Asthma in cats is often an allergic reaction to inhaled allergens within your cat's environment. Today, our Brighton vets discuss the causes, signs, and symptoms of asthma in cats.
Causes of Asthma in Cats
Asthma attacks are generally brought on by the cat inhaling an allergen, or possibly due to increased stress levels. A few of the most common allergens to trigger asthma attacks in cats include:
- Dust mites
- Cigarette smoke
- Household cleaning products
- Some foods
- Cat litter dust
Several other underlying conditions could contribute to the severity of your cat's asthma attack including pneumonia, obesity, parasites, a pre-existing heart condition, or a genetic predisposition.
Symptoms of Asthma in Cats
The first signs that your cat could be having an asthma attack are coughing and wheezing. You might also notice that your cat is hunched close to the ground with its neck extended forward as if trying to expel a hairball.
If your cat is experiencing a full-blown asthma attack you will be able to see your cat's sides going in and out as they work hard to breathe. You may also notice that they are drooling or coughing up mucus. All of this can cause your cat to become very frightened and stressed. If you notice that your cat is having difficulties breathing, contact your vet immediately for assistance or call your nearest animal emergency hospital!
Another sign of asthma in cats is rapid breathing during sleep. While resting or sleeping your cat will normally take between 24 and 30 breaths per minute. If you notice that your cat is taking more than 40 breaths per minute call your vet immediately for assistance, or contact your closest animal emergency hospital.
Note: If your cat is snoring or breathing loudly when resting it doesn't necessarily mean that they are having an asthma attack. That said, if you are concerned about your cat's breathing it is always best to err on the side of caution and contact your vet for further advice.
Other signs that your cat could be having an asthma attack include:
- Difficulty breathing, or increased effort to breathe
- Open-mouth breathing
- Rapid breathing
- Blue lips and gums
- Frothy mucus while coughing
- Body hunched close to the ground with neck extended forward
- Persistent coughing or gagging
- Gurgling sounds from the throat
- Increased swallowing
- Overall weakness
Treating Asthma in Cats
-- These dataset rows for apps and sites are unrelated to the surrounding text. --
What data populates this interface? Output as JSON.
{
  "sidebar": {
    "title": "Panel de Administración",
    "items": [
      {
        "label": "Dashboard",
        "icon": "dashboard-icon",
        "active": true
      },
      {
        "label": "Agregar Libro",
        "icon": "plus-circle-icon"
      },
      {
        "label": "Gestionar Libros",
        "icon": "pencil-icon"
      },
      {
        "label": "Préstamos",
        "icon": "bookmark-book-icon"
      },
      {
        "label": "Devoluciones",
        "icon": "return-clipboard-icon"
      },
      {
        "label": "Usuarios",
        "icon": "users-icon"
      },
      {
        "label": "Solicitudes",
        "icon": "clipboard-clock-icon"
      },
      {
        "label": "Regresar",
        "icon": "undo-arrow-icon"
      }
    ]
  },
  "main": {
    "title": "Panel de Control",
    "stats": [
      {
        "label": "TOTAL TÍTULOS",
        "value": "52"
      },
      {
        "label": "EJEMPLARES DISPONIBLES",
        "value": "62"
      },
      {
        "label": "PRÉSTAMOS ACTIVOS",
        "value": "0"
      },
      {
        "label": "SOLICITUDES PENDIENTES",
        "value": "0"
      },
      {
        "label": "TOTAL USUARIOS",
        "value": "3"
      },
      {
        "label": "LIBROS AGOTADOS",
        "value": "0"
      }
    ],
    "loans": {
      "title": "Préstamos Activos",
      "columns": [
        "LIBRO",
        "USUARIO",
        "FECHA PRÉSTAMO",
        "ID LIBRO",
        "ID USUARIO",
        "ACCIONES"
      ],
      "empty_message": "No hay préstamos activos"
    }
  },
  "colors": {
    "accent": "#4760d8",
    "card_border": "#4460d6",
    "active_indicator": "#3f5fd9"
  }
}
If your cat is diagnosed with asthma, treatment could include corticosteroids to reduce inflammation in your cat's lungs, and possibly a bronchodilator to help dilate your cat's airways. These drugs could be prescribed by your vet in the form of an injectable, oral medication, or inhaler. In some cases the vet could prescribe a corticosteroid medication only as treatment for your cat's asthma, however, bronchodilators are not generally used on their own since they do not treat the inflammation that causes the asthma attacks.
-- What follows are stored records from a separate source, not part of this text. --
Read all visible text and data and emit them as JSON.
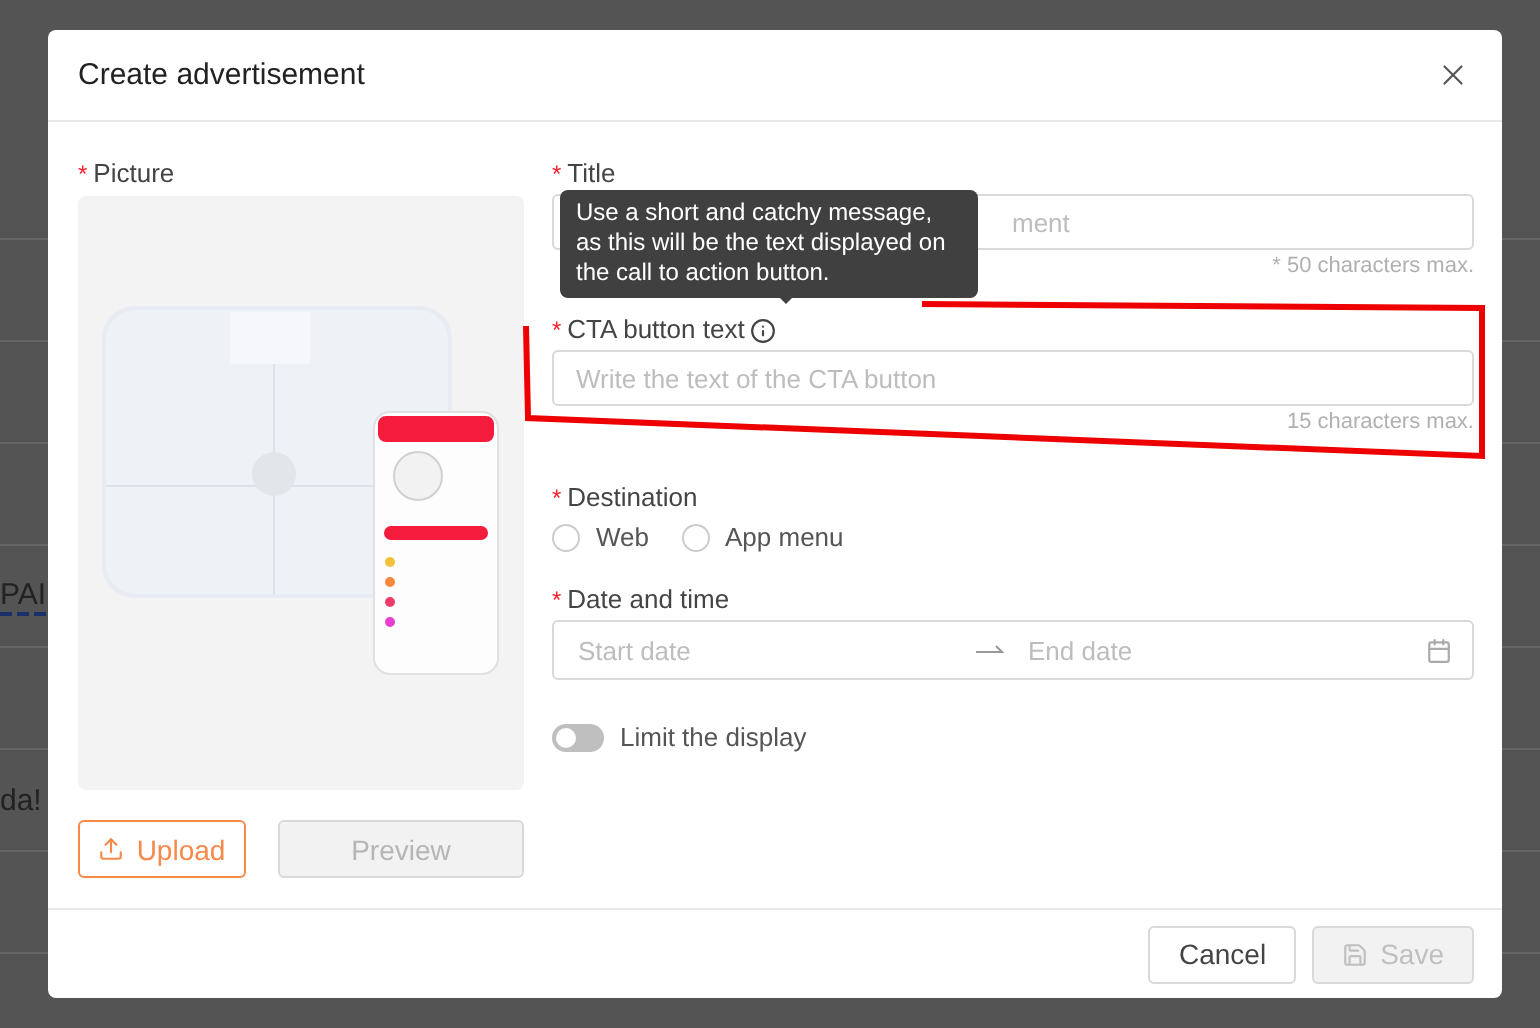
{
  "background": {
    "texts": [
      {
        "text": "PAI",
        "link": true
      },
      {
        "text": "da!",
        "link": false
      }
    ]
  },
  "dialog": {
    "title": "Create advertisement",
    "picture": {
      "label": "Picture",
      "required_mark": "*",
      "upload": "Upload",
      "preview": "Preview",
      "preview_disabled": true
    },
    "fields": [
      {
        "kind": "text",
        "label": "Title",
        "required_mark": "*",
        "placeholder": "ment",
        "hint": "* 50 characters max."
      },
      {
        "kind": "text",
        "label": "CTA button text",
        "required_mark": "*",
        "placeholder": "Write the text of the CTA button",
        "hint": "15 characters max.",
        "info": true,
        "highlighted": true
      },
      {
        "kind": "radio",
        "label": "Destination",
        "required_mark": "*",
        "options": [
          {
            "label": "Web",
            "selected": false
          },
          {
            "label": "App menu",
            "selected": false
          }
        ]
      },
      {
        "kind": "daterange",
        "label": "Date and time",
        "required_mark": "*",
        "start_placeholder": "Start date",
        "end_placeholder": "End date"
      },
      {
        "kind": "toggle",
        "label": "Limit the display",
        "on": false
      }
    ],
    "tooltip": {
      "text": "Use a short and catchy message, as this will be the text displayed on the call to action button."
    },
    "buttons": [
      {
        "label": "Cancel",
        "disabled": false
      },
      {
        "label": "Save",
        "disabled": true,
        "icon": true
      }
    ]
  }
}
Bringing your cat to the vet for routine exams allows your vet to look for allergies your cat may have and manage them before they become a bigger issue.
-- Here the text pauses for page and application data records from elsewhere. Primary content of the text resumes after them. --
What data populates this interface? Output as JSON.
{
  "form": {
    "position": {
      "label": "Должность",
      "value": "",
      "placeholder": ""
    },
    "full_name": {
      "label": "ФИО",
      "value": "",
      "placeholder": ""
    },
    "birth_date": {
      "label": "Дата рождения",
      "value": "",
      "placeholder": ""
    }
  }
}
Prognosis of Asthma in Cats
What is the life expectancy of a cat with asthma? Asthma in cats is an incurable and often progressive condition, which means that cats with asthma are likely to experience periodic flare-ups that can vary in intensity from mild to life-threatening.
Nonetheless, the condition is manageable with a little extra care from pet parents and medication. By monitoring your cat's respiratory effort, watching for coughing, and intervening with medication when needed, you can help your asthmatic cats live happy lives for years to come.
Diet & Asthma in Cats
What should you feed your cat with asthma? There is a lot of advice out there as to what you should feed your cat if they suffer from asthma. If you think that a change of diet could help your cat's asthma symptoms, consult your vet. Helping your cat maintain a healthy weight while ensuring that all of their nutritional needs are met, is a great way for pet parents to help their cat stay healthy. Your vet will be able to recommend the right diet for your pet, based on your cat's medical history and overall state of health.